New Performing Arts Facility -
950 Market Street
TEDP is collaborating with numerous organizations to develop the 950 Center for Art & Education. The facility will feature new performing arts space, classrooms for educational programming, Market Street retail stores/restaurants, and new housing to create a significant new mixed-use development on the pivotal block bounded by Market, Turk and Taylor Street.
The Center will:
- Transform this key location at the intersection of the Tenderloin, the hoped-for arts/theater district and Mid-Market by creating a vital hub for the performing arts and a center of civic activity.
- Create permanently affordable performance facilities for outstanding local theater organizations like Lorraine Hansberry and Magic theaters to better reach their audiences and achieve long-term sustainability.
- Create permanently affordable space for landmark art education organizations such as Youth Speaks, American Conservatory Theater and All Stars Project.
- Develop ground floor retail and restaurant uses that will activate Market Street and compliment the growth of quality ground floor commercial uses along Market Street.
- Introduce new housing for students, visiting artists and local residents at the corner of Turk and Taylor which, combined with the larger development, will help stabilize and transform a troubled stretch of Turk Street.
“Jones Street is our hallway.” Patricia Zamora, Director, Tenderloin Boys & Girls Club
Home to 4000 children, environmental conditions on the street impacting Tenderloin youth have never been studied and documented for their impact on youth health. TEDP has begun working with a coalition of youth serving organizations in an effort to secure support for a comprehensive study on our children’s health: Tenderloin Boys & Girls Club; Tenderloin Community School; Central YMCA; DeMarillac Academy; and the Vietnamese Youth Development Center.

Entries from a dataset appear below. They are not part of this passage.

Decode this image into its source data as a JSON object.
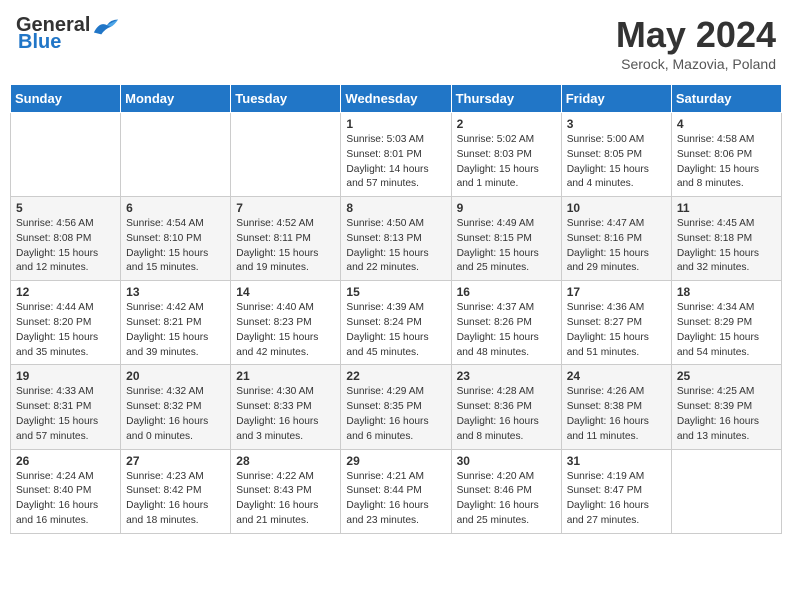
{
  "header": {
    "logo_general": "General",
    "logo_blue": "Blue",
    "month_title": "May 2024",
    "subtitle": "Serock, Mazovia, Poland"
  },
  "days_of_week": [
    "Sunday",
    "Monday",
    "Tuesday",
    "Wednesday",
    "Thursday",
    "Friday",
    "Saturday"
  ],
  "weeks": [
    [
      {
        "day": "",
        "sunrise": "",
        "sunset": "",
        "daylight": ""
      },
      {
        "day": "",
        "sunrise": "",
        "sunset": "",
        "daylight": ""
      },
      {
        "day": "",
        "sunrise": "",
        "sunset": "",
        "daylight": ""
      },
      {
        "day": "1",
        "sunrise": "Sunrise: 5:03 AM",
        "sunset": "Sunset: 8:01 PM",
        "daylight": "Daylight: 14 hours and 57 minutes."
      },
      {
        "day": "2",
        "sunrise": "Sunrise: 5:02 AM",
        "sunset": "Sunset: 8:03 PM",
        "daylight": "Daylight: 15 hours and 1 minute."
      },
      {
        "day": "3",
        "sunrise": "Sunrise: 5:00 AM",
        "sunset": "Sunset: 8:05 PM",
        "daylight": "Daylight: 15 hours and 4 minutes."
      },
      {
        "day": "4",
        "sunrise": "Sunrise: 4:58 AM",
        "sunset": "Sunset: 8:06 PM",
        "daylight": "Daylight: 15 hours and 8 minutes."
      }
    ],
    [
      {
        "day": "5",
        "sunrise": "Sunrise: 4:56 AM",
        "sunset": "Sunset: 8:08 PM",
        "daylight": "Daylight: 15 hours and 12 minutes."
      },
      {
        "day": "6",
        "sunrise": "Sunrise: 4:54 AM",
        "sunset": "Sunset: 8:10 PM",
        "daylight": "Daylight: 15 hours and 15 minutes."
      },
      {
        "day": "7",
        "sunrise": "Sunrise: 4:52 AM",
        "sunset": "Sunset: 8:11 PM",
        "daylight": "Daylight: 15 hours and 19 minutes."
      },
      {
        "day": "8",
        "sunrise": "Sunrise: 4:50 AM",
        "sunset": "Sunset: 8:13 PM",
        "daylight": "Daylight: 15 hours and 22 minutes."
      },
      {
        "day": "9",
        "sunrise": "Sunrise: 4:49 AM",
        "sunset": "Sunset: 8:15 PM",
        "daylight": "Daylight: 15 hours and 25 minutes."
      },
      {
        "day": "10",
        "sunrise": "Sunrise: 4:47 AM",
        "sunset": "Sunset: 8:16 PM",
        "daylight": "Daylight: 15 hours and 29 minutes."
      },
      {
        "day": "11",
        "sunrise": "Sunrise: 4:45 AM",
        "sunset": "Sunset: 8:18 PM",
        "daylight": "Daylight: 15 hours and 32 minutes."
      }
    ],
    [
      {
        "day": "12",
        "sunrise": "Sunrise: 4:44 AM",
        "sunset": "Sunset: 8:20 PM",
        "daylight": "Daylight: 15 hours and 35 minutes."
      },
      {
        "day": "13",
        "sunrise": "Sunrise: 4:42 AM",
        "sunset": "Sunset: 8:21 PM",
        "daylight": "Daylight: 15 hours and 39 minutes."
      },
      {
        "day": "14",
        "sunrise": "Sunrise: 4:40 AM",
        "sunset": "Sunset: 8:23 PM",
        "daylight": "Daylight: 15 hours and 42 minutes."
      },
      {
        "day": "15",
        "sunrise": "Sunrise: 4:39 AM",
        "sunset": "Sunset: 8:24 PM",
        "daylight": "Daylight: 15 hours and 45 minutes."
      },
      {
        "day": "16",
        "sunrise": "Sunrise: 4:37 AM",
        "sunset": "Sunset: 8:26 PM",
        "daylight": "Daylight: 15 hours and 48 minutes."
      },
      {
        "day": "17",
        "sunrise": "Sunrise: 4:36 AM",
        "sunset": "Sunset: 8:27 PM",
        "daylight": "Daylight: 15 hours and 51 minutes."
      },
      {
        "day": "18",
        "sunrise": "Sunrise: 4:34 AM",
        "sunset": "Sunset: 8:29 PM",
        "daylight": "Daylight: 15 hours and 54 minutes."
      }
    ],
    [
      {
        "day": "19",
        "sunrise": "Sunrise: 4:33 AM",
        "sunset": "Sunset: 8:31 PM",
        "daylight": "Daylight: 15 hours and 57 minutes."
      },
      {
        "day": "20",
        "sunrise": "Sunrise: 4:32 AM",
        "sunset": "Sunset: 8:32 PM",
        "daylight": "Daylight: 16 hours and 0 minutes."
      },
      {
        "day": "21",
        "sunrise": "Sunrise: 4:30 AM",
        "sunset": "Sunset: 8:33 PM",
        "daylight": "Daylight: 16 hours and 3 minutes."
      },
      {
        "day": "22",
        "sunrise": "Sunrise: 4:29 AM",
        "sunset": "Sunset: 8:35 PM",
        "daylight": "Daylight: 16 hours and 6 minutes."
      },
      {
        "day": "23",
        "sunrise": "Sunrise: 4:28 AM",
        "sunset": "Sunset: 8:36 PM",
        "daylight": "Daylight: 16 hours and 8 minutes."
      },
      {
        "day": "24",
        "sunrise": "Sunrise: 4:26 AM",
        "sunset": "Sunset: 8:38 PM",
        "daylight": "Daylight: 16 hours and 11 minutes."
      },
      {
        "day": "25",
        "sunrise": "Sunrise: 4:25 AM",
        "sunset": "Sunset: 8:39 PM",
        "daylight": "Daylight: 16 hours and 13 minutes."
      }
    ],
    [
      {
        "day": "26",
        "sunrise": "Sunrise: 4:24 AM",
        "sunset": "Sunset: 8:40 PM",
        "daylight": "Daylight: 16 hours and 16 minutes."
      },
      {
        "day": "27",
        "sunrise": "Sunrise: 4:23 AM",
        "sunset": "Sunset: 8:42 PM",
        "daylight": "Daylight: 16 hours and 18 minutes."
      },
      {
        "day": "28",
        "sunrise": "Sunrise: 4:22 AM",
        "sunset": "Sunset: 8:43 PM",
        "daylight": "Daylight: 16 hours and 21 minutes."
      },
      {
        "day": "29",
        "sunrise": "Sunrise: 4:21 AM",
        "sunset": "Sunset: 8:44 PM",
        "daylight": "Daylight: 16 hours and 23 minutes."
      },
      {
        "day": "30",
        "sunrise": "Sunrise: 4:20 AM",
        "sunset": "Sunset: 8:46 PM",
        "daylight": "Daylight: 16 hours and 25 minutes."
      },
      {
        "day": "31",
        "sunrise": "Sunrise: 4:19 AM",
        "sunset": "Sunset: 8:47 PM",
        "daylight": "Daylight: 16 hours and 27 minutes."
      },
      {
        "day": "",
        "sunrise": "",
        "sunset": "",
        "daylight": ""
      }
    ]
  ]
}
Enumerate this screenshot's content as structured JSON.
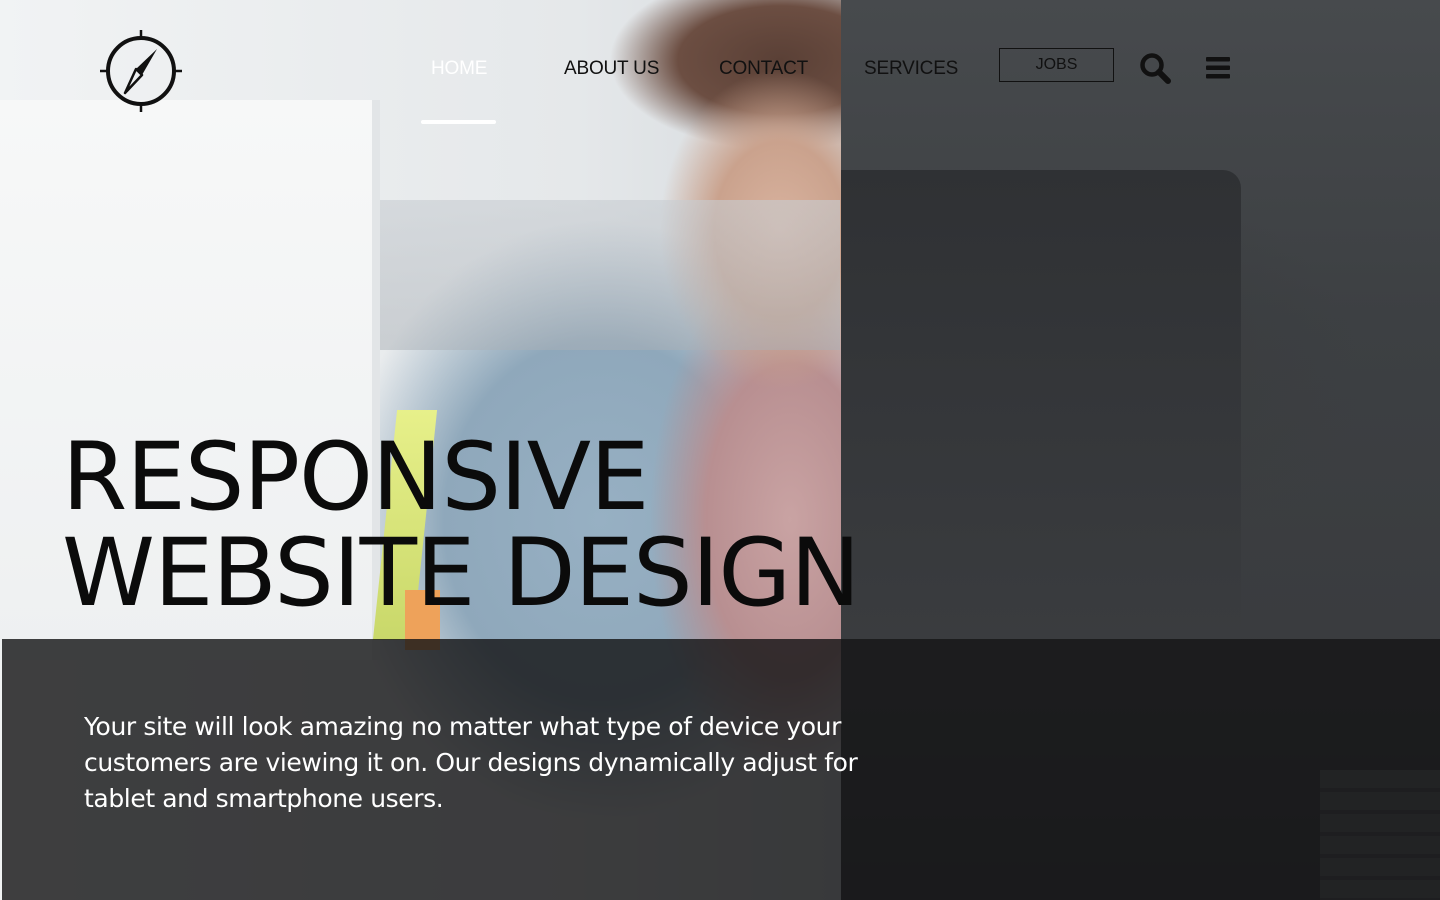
{
  "nav": {
    "items": [
      {
        "label": "HOME",
        "active": true
      },
      {
        "label": "ABOUT US",
        "active": false
      },
      {
        "label": "CONTACT",
        "active": false
      },
      {
        "label": "SERVICES",
        "active": false
      }
    ],
    "jobs_label": "JOBS",
    "icons": [
      "compass-logo-icon",
      "search-icon",
      "hamburger-menu-icon"
    ]
  },
  "hero": {
    "title_line1": "RESPONSIVE",
    "title_line2": "WEBSITE DESIGN",
    "description": "Your site will look amazing no matter what type of device your customers are viewing it on. Our designs dynamically adjust for tablet and smartphone users."
  },
  "colors": {
    "text_dark": "#0b0b0b",
    "text_light": "#ffffff",
    "panel_dark": "#161617",
    "overlay_gray": "#3d4043"
  }
}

Each day thousands of Tenderloin youth must make their way to and from their homes to neighborhood schools, recreational programs, and grocery stores. We propose tracking them on their daily commutes and studying the impacts of encountering widespread drug dealing, drug use, public drinking, urination, defecation, prostitution, and other common forms of Tenderloin public space realities on their health and development. While comprehensive studies have been done on the health impact of substandard housing, this will be the first study focusing on external environmental conditions. In recognition of the fact that our streets do indeed serve as our living rooms and hallways, this study represents an important public awareness and information initiative that we anticipate will lead to the creation of policies and investment of resources necessary to protect and improve the health of our children.
For an excellent overview of a similar public health effort read about Nadine Burke’s exemplary work at the Bayview Child Health Center.
100 Taylor Street & Mixed-Income Housing
Last fall the Urban Land Institute, San Francisco and the Tenderloin Economic Development Project co-hosted a Technical Assistance Panel that examined the 100 block of Taylor Street and offered insights for its revitalization. Among the conclusions: It would be ideal to provide owners and developers – both for-profit and non-profit – with flexibility toward achieving affordability through design. This may be accomplished through relaxing regulatory constraints and finding new financing mechanisms to support the development of high-quality low and moderate, i.e. mixed-income, housing. As it now stands, low income housing regulatory policies and financing models greatly limit what developers can do and often result in projects that are not in the best interest of low-income residents or their immediate neighborhoods.
To read the panel’s findings/recommendations please visit TAP’s Archives.